Ashley Keiser, University of California, Irvine
"I am extremely honored and thankful for Proteintech's support of my work! Due to this support, I will be able to apply funds to further my studies and share my work virtually with a broad audience of neuroscientists from around the world, engage with the latest research and gain feedback; all of which will make me a stronger scientist. Thanks to Proteintech for this opportunity!"
Jacob Mann, University of Pittsburgh
Jacob Mann developed a mouse model for ALS and dementia that is optogenetically induced, allowing for more controlled study of neurodegeneration. Using this model, he and his colleagues found that the pathological potential of TDP43 and FUS to make toxic deposits is determined by whether they are unbound to RNA and if more RNA is added, the deposits can be eliminated.
Mann noted, “I am honored for the support of this travel award and am excited to share my work and exchange ideas with all the great scientists attending this meeting.”
Anthony Braun, University of Minnesota
Aggregation of alpha-synuclein is a major cause of Parkinson’s Disease, and types of dementia. Anthony Braun and his colleagues developed a robust high-throughput cellular assay to test drugs that protect neurons from alpha-synuclein-induced death.
Braun said, “I am excited for the opportunity to attend SfN to share our exciting research and network with potential collaborators in neurodegeneration."
Mengyang Feng, Pennsylvania State University
It is well-documented that a poor diet and obesity are risk factors for psychiatric disorders such as depression. However, the mechanism has not been elucidated as of yet. Feng and colleagues at Pennsylvania State University used a high fat diet mouse model to investigate how obesity contributes to depression. They found that a high fat diet increases the ability of these neurons to fire, leading to depression-like brain activity. Their results suggest that anticonvulsants, already used for treatment of bipolar disorder, may be useful for overweight patients who do not respond well to first-line therapies.
“I appreciate the support of the award and I am delighted to share my research and network with neuroscientists all over the world,” said Feng, who will be presenting this work on November 5 (#323. 22).
Yuyan Chen, University of California – Los Angeles.
Despite the brain’s importance to survival, neurons in the central nervous system (CNS) have limited healing abilities after injury. However, peripheral neurons have high regenerative capacity. Cheng and colleagues analyzed regenerating peripheral neurons to identify the genetic program driving this process and compared this program to CNS neurons after injury. They found that the expression of the REST transcription factor in the CNS interferes with this program. Their data suggest that targeting this protein may be effective in limiting brain damage after injury.

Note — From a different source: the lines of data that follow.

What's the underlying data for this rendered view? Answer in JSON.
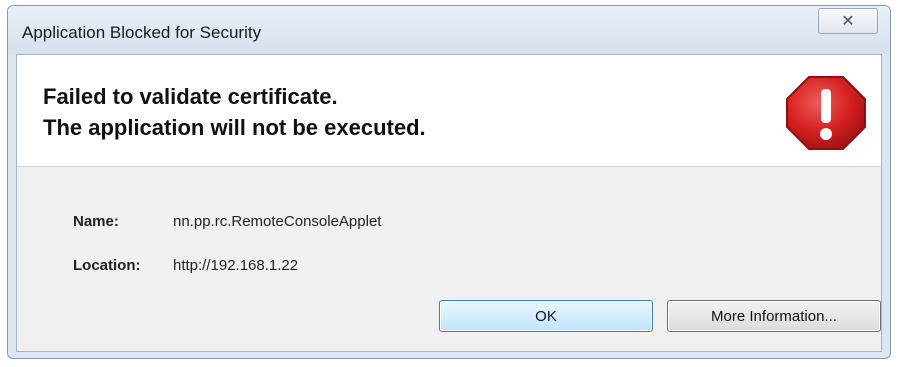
{
  "window": {
    "title": "Application Blocked for Security",
    "close_glyph": "✕"
  },
  "message": {
    "line1": "Failed to validate certificate.",
    "line2": "The application will not be executed."
  },
  "icon": {
    "name": "stop-warning-icon",
    "fill_color": "#d21f1f"
  },
  "details": {
    "name_label": "Name:",
    "name_value": "nn.pp.rc.RemoteConsoleApplet",
    "location_label": "Location:",
    "location_value": "http://192.168.1.22"
  },
  "buttons": {
    "ok_label": "OK",
    "more_info_label": "More Information..."
  }
}
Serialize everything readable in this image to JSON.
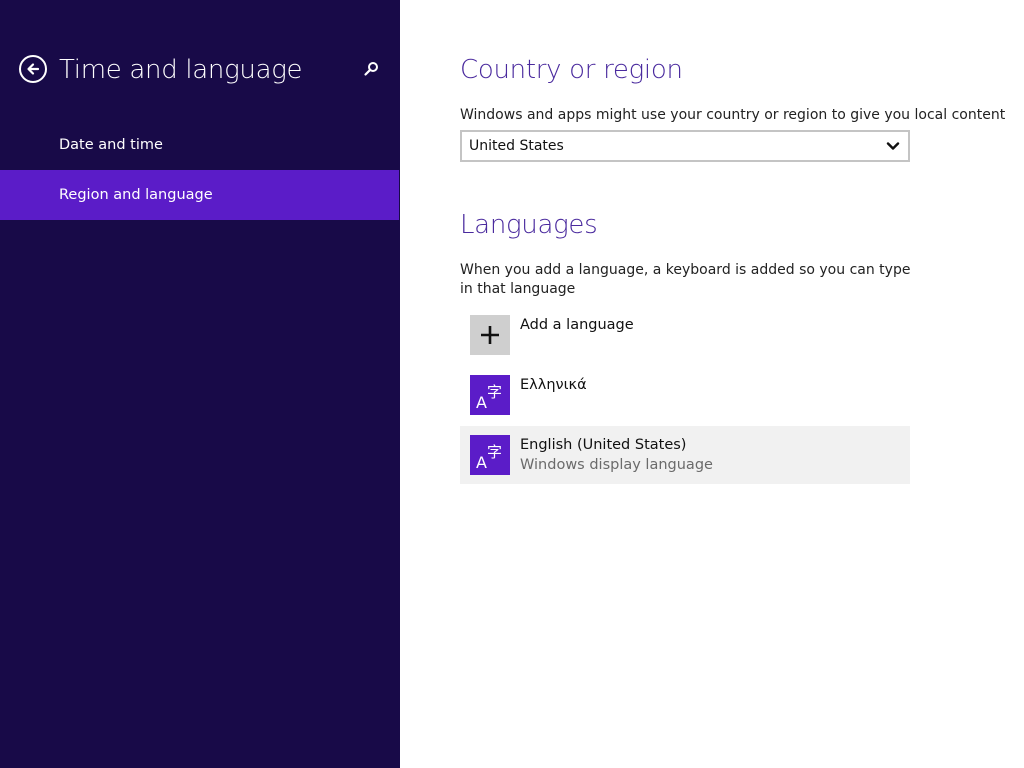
{
  "colors": {
    "sidebar_background": "#180a48",
    "accent": "#5b1cc8",
    "heading": "#4a2a9e",
    "selected_item_background": "#f1f1f1",
    "add_tile": "#cfcfcf"
  },
  "sidebar": {
    "title": "Time and language",
    "back_icon": "back-arrow-circle-icon",
    "search_icon": "search-icon",
    "items": [
      {
        "label": "Date and time",
        "selected": false
      },
      {
        "label": "Region and language",
        "selected": true
      }
    ]
  },
  "country": {
    "title": "Country or region",
    "description": "Windows and apps might use your country or region to give you local content",
    "selected": "United States"
  },
  "languages": {
    "title": "Languages",
    "description": "When you add a language, a keyboard is added so you can type in that language",
    "add_label": "Add a language",
    "items": [
      {
        "name": "Ελληνικά",
        "subtitle": "",
        "icon": "language-icon",
        "selected": false
      },
      {
        "name": "English (United States)",
        "subtitle": "Windows display language",
        "icon": "language-icon",
        "selected": true
      }
    ]
  }
}
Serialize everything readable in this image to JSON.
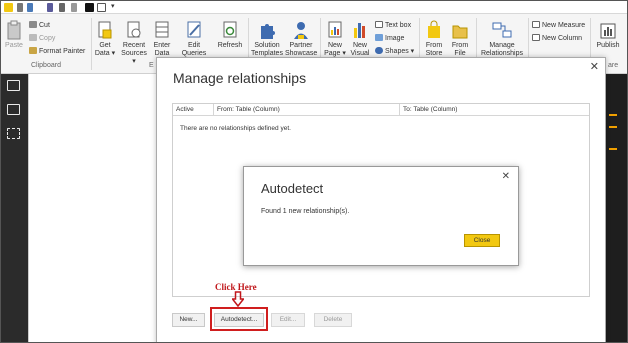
{
  "colors": {
    "accent_yellow": "#f2c811",
    "annotation_red": "#d01e1e",
    "rail_dark": "#2b2b2b"
  },
  "ribbon": {
    "clipboard": {
      "paste": "Paste",
      "cut": "Cut",
      "copy": "Copy",
      "format_painter": "Format Painter",
      "group_label": "Clipboard",
      "next_group_label_fragment": "E"
    },
    "buttons": {
      "get_data": [
        "Get",
        "Data ▾"
      ],
      "recent_sources": [
        "Recent",
        "Sources ▾"
      ],
      "enter_data": [
        "Enter",
        "Data"
      ],
      "edit_queries": [
        "Edit",
        "Queries ▾"
      ],
      "refresh": [
        "Refresh"
      ],
      "solution_templates": [
        "Solution",
        "Templates"
      ],
      "partner_showcase": [
        "Partner",
        "Showcase"
      ],
      "new_page": [
        "New",
        "Page ▾"
      ],
      "new_visual": [
        "New",
        "Visual"
      ],
      "from_store": [
        "From",
        "Store"
      ],
      "from_file": [
        "From",
        "File"
      ],
      "manage_relationships": [
        "Manage",
        "Relationships"
      ],
      "publish": [
        "Publish"
      ]
    },
    "insert": {
      "text_box": "Text box",
      "image": "Image",
      "shapes": "Shapes ▾"
    },
    "calc": {
      "new_measure": "New Measure",
      "new_column": "New Column"
    },
    "share_fragment": "are"
  },
  "dialog": {
    "title": "Manage relationships",
    "close": "✕",
    "columns": {
      "active": "Active",
      "from": "From: Table (Column)",
      "to": "To: Table (Column)"
    },
    "empty_message": "There are no relationships defined yet.",
    "buttons": {
      "new": "New...",
      "autodetect": "Autodetect...",
      "edit": "Edit...",
      "delete": "Delete"
    }
  },
  "annotation": {
    "text": "Click Here"
  },
  "popup": {
    "title": "Autodetect",
    "close": "✕",
    "message": "Found 1 new relationship(s).",
    "close_button": "Close"
  }
}
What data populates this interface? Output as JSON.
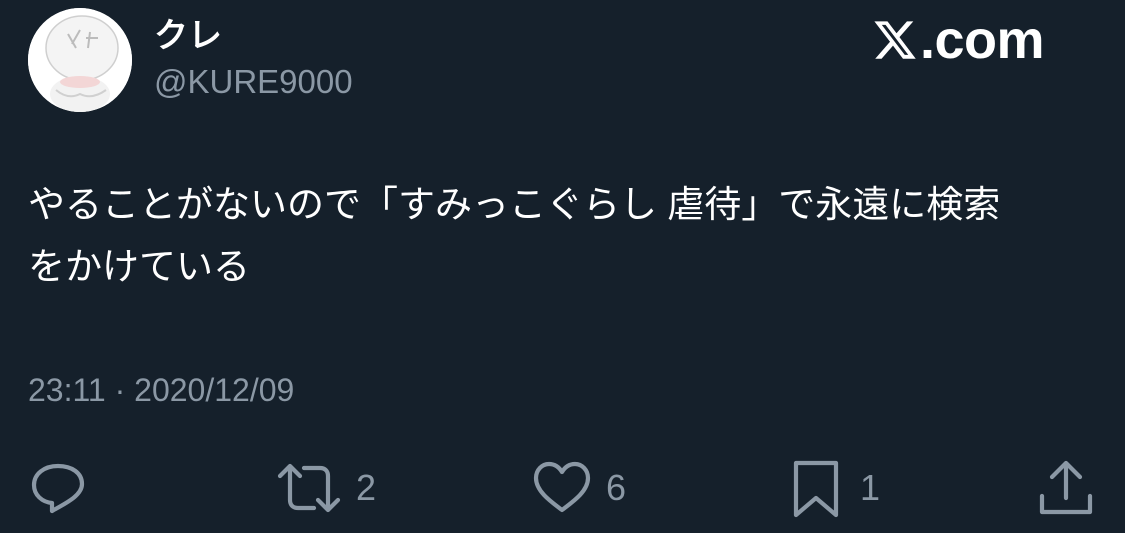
{
  "author": {
    "display_name": "クレ",
    "handle": "@KURE9000"
  },
  "brand": {
    "text": ".com",
    "icon": "x-logo-icon"
  },
  "tweet": {
    "text": "やることがないので「すみっこぐらし 虐待」で永遠に検索\nをかけている",
    "timestamp": "23:11 · 2020/12/09"
  },
  "actions": {
    "reply": {
      "icon": "reply-icon"
    },
    "retweet": {
      "icon": "retweet-icon",
      "count": "2"
    },
    "like": {
      "icon": "heart-icon",
      "count": "6"
    },
    "bookmark": {
      "icon": "bookmark-icon",
      "count": "1"
    },
    "share": {
      "icon": "share-icon"
    }
  },
  "colors": {
    "background": "#15202b",
    "text_primary": "#ffffff",
    "text_secondary": "#8b98a5"
  }
}
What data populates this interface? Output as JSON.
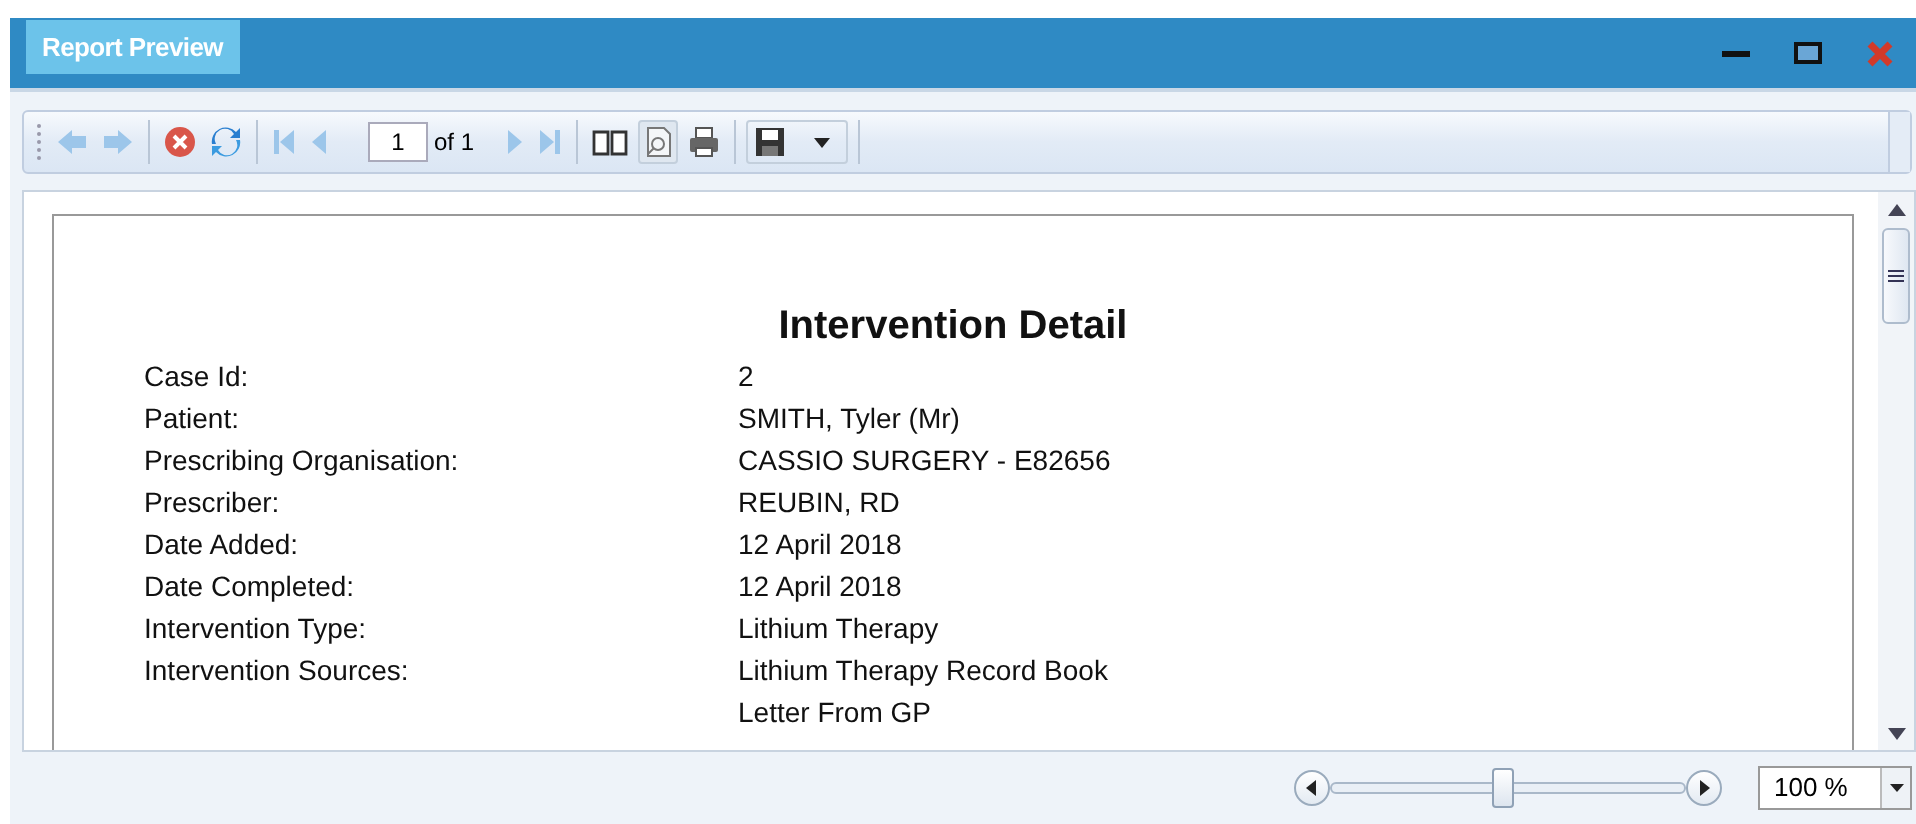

“I am excited to network and see cool science!” Cheng said. Cheng will this research (#476.21) on November 6.